  54. W. J. Craig, “Health-promoting properties of common herbs,” The American Journal of Clinical Nutrition, vol. 70, no. 3, pp. 491s–499s, 1999. View at: Publisher Site | Google Scholar
  55. T. Spranger, B. Finckh, R. Fingerhut, A. Kohlschütter, U. Beisiegel, and A. Kontush, “How different constituents of human plasma and low density lipoprotein determine plasma oxidizability by copper,” Chemistry and Physics of Lipids, vol. 91, no. 1, pp. 39–52, 1998. View at: Publisher Site | Google Scholar
  56. Z. Q. Liu, L. P. Ma, B. Zhou, L. Yang, and Z. L. Liu, “Antioxidative effects of green tea polyphenols on free radical initiated and photosensitized peroxidation of human low density lipoprotein,” Chemistry and Physics of Lipids, vol. 106, no. 1, pp. 53–63, 2000. View at: Publisher Site | Google Scholar
  57. T. Yokozawa and E. Dong, “Influence of green tea and its three major components upon low-density lipoprotein oxidation,” Experimental and Toxicologic Pathology, vol. 49, no. 5, pp. 329–335, 1997. View at: Publisher Site | Google Scholar
  58. T. M. Hung, M. Na, P. T. Thuong et al., “Antioxidant activity of caffeoyl quinic acid derivatives from the roots of Dipsacus asper Wall,” Journal of Ethnopharmacology, vol. 108, no. 2, pp. 188–192, 2006. View at: Publisher Site | Google Scholar
  59. M. S. Islam, M. Yoshimoto, and O. Yamakawa, “Distribution and physiological functions of caffeoylquinic acid derivatives in leaves of sweetpotato genotypes,” Journal of Food Science, vol. 68, no. 1, pp. 111–116, 2003. View at: Publisher Site | Google Scholar
  60. H. J. Park, A. Nugroho, J. H. Lee et al., “HPLC analysis of caffeoylquinic acids in the extract of Cacalia firma and peroxynitrite scavenging effect,” Korean Journal of Pharmacognosy, vol. 40, no. 4, pp. 365–369, 2009. View at: Google Scholar

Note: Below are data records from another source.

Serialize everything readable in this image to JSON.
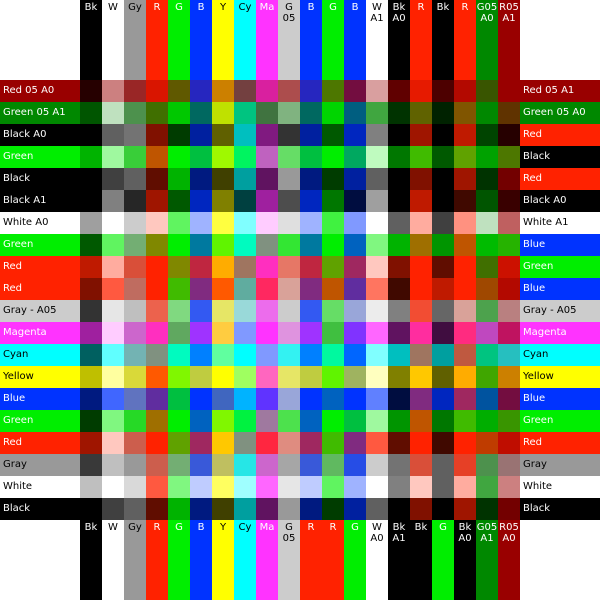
{
  "grid_cols": 19,
  "grid_rows": 19,
  "columns": [
    {
      "top": [
        "Bk"
      ],
      "bottom": [
        "Bk"
      ],
      "top_color": "#000000",
      "bottom_color": "#000000"
    },
    {
      "top": [
        "W"
      ],
      "bottom": [
        "W"
      ],
      "top_color": "#ffffff",
      "bottom_color": "#ffffff"
    },
    {
      "top": [
        "Gy"
      ],
      "bottom": [
        "Gy"
      ],
      "top_color": "#999999",
      "bottom_color": "#999999"
    },
    {
      "top": [
        "R"
      ],
      "bottom": [
        "R"
      ],
      "top_color": "#ff2200",
      "bottom_color": "#ff2200"
    },
    {
      "top": [
        "G"
      ],
      "bottom": [
        "G"
      ],
      "top_color": "#00ee00",
      "bottom_color": "#00ee00"
    },
    {
      "top": [
        "B"
      ],
      "bottom": [
        "B"
      ],
      "top_color": "#0033ff",
      "bottom_color": "#0033ff"
    },
    {
      "top": [
        "Y"
      ],
      "bottom": [
        "Y"
      ],
      "top_color": "#ffff00",
      "bottom_color": "#ffff00"
    },
    {
      "top": [
        "Cy"
      ],
      "bottom": [
        "Cy"
      ],
      "top_color": "#00ffff",
      "bottom_color": "#00ffff"
    },
    {
      "top": [
        "Ma"
      ],
      "bottom": [
        "Ma"
      ],
      "top_color": "#ff33ff",
      "bottom_color": "#ff33ff"
    },
    {
      "top": [
        "G",
        "05"
      ],
      "bottom": [
        "G",
        "05"
      ],
      "top_color": "#cccccc",
      "bottom_color": "#cccccc"
    },
    {
      "top": [
        "B"
      ],
      "bottom": [
        "R"
      ],
      "top_color": "#0033ff",
      "bottom_color": "#ff2200"
    },
    {
      "top": [
        "G"
      ],
      "bottom": [
        "R"
      ],
      "top_color": "#00ee00",
      "bottom_color": "#ff2200"
    },
    {
      "top": [
        "B"
      ],
      "bottom": [
        "G"
      ],
      "top_color": "#0033ff",
      "bottom_color": "#00ee00"
    },
    {
      "top": [
        "W",
        "A1"
      ],
      "bottom": [
        "W",
        "A0"
      ],
      "top_color": "#ffffff",
      "bottom_color": "#ffffff"
    },
    {
      "top": [
        "Bk",
        "A0"
      ],
      "bottom": [
        "Bk",
        "A1"
      ],
      "top_color": "#000000",
      "bottom_color": "#000000"
    },
    {
      "top": [
        "R"
      ],
      "bottom": [
        "Bk"
      ],
      "top_color": "#ff2200",
      "bottom_color": "#000000"
    },
    {
      "top": [
        "Bk"
      ],
      "bottom": [
        "G"
      ],
      "top_color": "#000000",
      "bottom_color": "#00ee00"
    },
    {
      "top": [
        "R"
      ],
      "bottom": [
        "Bk",
        "A0"
      ],
      "top_color": "#ff2200",
      "bottom_color": "#000000"
    },
    {
      "top": [
        "G05",
        "A0"
      ],
      "bottom": [
        "G05",
        "A1"
      ],
      "top_color": "#008800",
      "bottom_color": "#008800"
    },
    {
      "top": [
        "R05",
        "A1"
      ],
      "bottom": [
        "R05",
        "A0"
      ],
      "top_color": "#990000",
      "bottom_color": "#990000"
    }
  ],
  "rows": [
    {
      "left": "Red 05 A0",
      "right": "Red 05 A1",
      "left_color": "#990000",
      "right_color": "#990000"
    },
    {
      "left": "Green 05 A1",
      "right": "Green 05 A0",
      "left_color": "#008800",
      "right_color": "#008800"
    },
    {
      "left": "Black A0",
      "right": "Red",
      "left_color": "#000000",
      "right_color": "#ff2200"
    },
    {
      "left": "Green",
      "right": "Black",
      "left_color": "#00ee00",
      "right_color": "#000000"
    },
    {
      "left": "Black",
      "right": "Red",
      "left_color": "#000000",
      "right_color": "#ff2200"
    },
    {
      "left": "Black A1",
      "right": "Black A0",
      "left_color": "#000000",
      "right_color": "#000000"
    },
    {
      "left": "White A0",
      "right": "White A1",
      "left_color": "#ffffff",
      "right_color": "#ffffff"
    },
    {
      "left": "Green",
      "right": "Blue",
      "left_color": "#00ee00",
      "right_color": "#0033ff"
    },
    {
      "left": "Red",
      "right": "Green",
      "left_color": "#ff2200",
      "right_color": "#00ee00"
    },
    {
      "left": "Red",
      "right": "Blue",
      "left_color": "#ff2200",
      "right_color": "#0033ff"
    },
    {
      "left": "Gray - A05",
      "right": "Gray - A05",
      "left_color": "#cccccc",
      "right_color": "#cccccc"
    },
    {
      "left": "Magenta",
      "right": "Magenta",
      "left_color": "#ff33ff",
      "right_color": "#ff33ff"
    },
    {
      "left": "Cyan",
      "right": "Cyan",
      "left_color": "#00ffff",
      "right_color": "#00ffff"
    },
    {
      "left": "Yellow",
      "right": "Yellow",
      "left_color": "#ffff00",
      "right_color": "#ffff00"
    },
    {
      "left": "Blue",
      "right": "Blue",
      "left_color": "#0033ff",
      "right_color": "#0033ff"
    },
    {
      "left": "Green",
      "right": "Green",
      "left_color": "#00ee00",
      "right_color": "#00ee00"
    },
    {
      "left": "Red",
      "right": "Red",
      "left_color": "#ff2200",
      "right_color": "#ff2200"
    },
    {
      "left": "Gray",
      "right": "Gray",
      "left_color": "#999999",
      "right_color": "#999999"
    },
    {
      "left": "White",
      "right": "White",
      "left_color": "#ffffff",
      "right_color": "#ffffff"
    },
    {
      "left": "Black",
      "right": "Black",
      "left_color": "#000000",
      "right_color": "#000000"
    }
  ],
  "colors": {
    "background": "#ffffff",
    "label_text_light": "#ffffff",
    "label_text_dark": "#000000"
  }
}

Copyright © 2020 Kittipot Sirichaiwetchakoon et al. This is an open access article distributed under the Creative Commons Attribution License, which permits unrestricted use, distribution, and reproduction in any medium, provided the original work is properly cited.


More related articles

 PDF Download Citation Citation
 Download other formatsMore
 Order printed copiesOrder
Views278
Downloads266
Citations

Related articles

Article of the Year Award: Outstanding research contributions of 2020, as selected by our Chief Editors. Read the winning articles.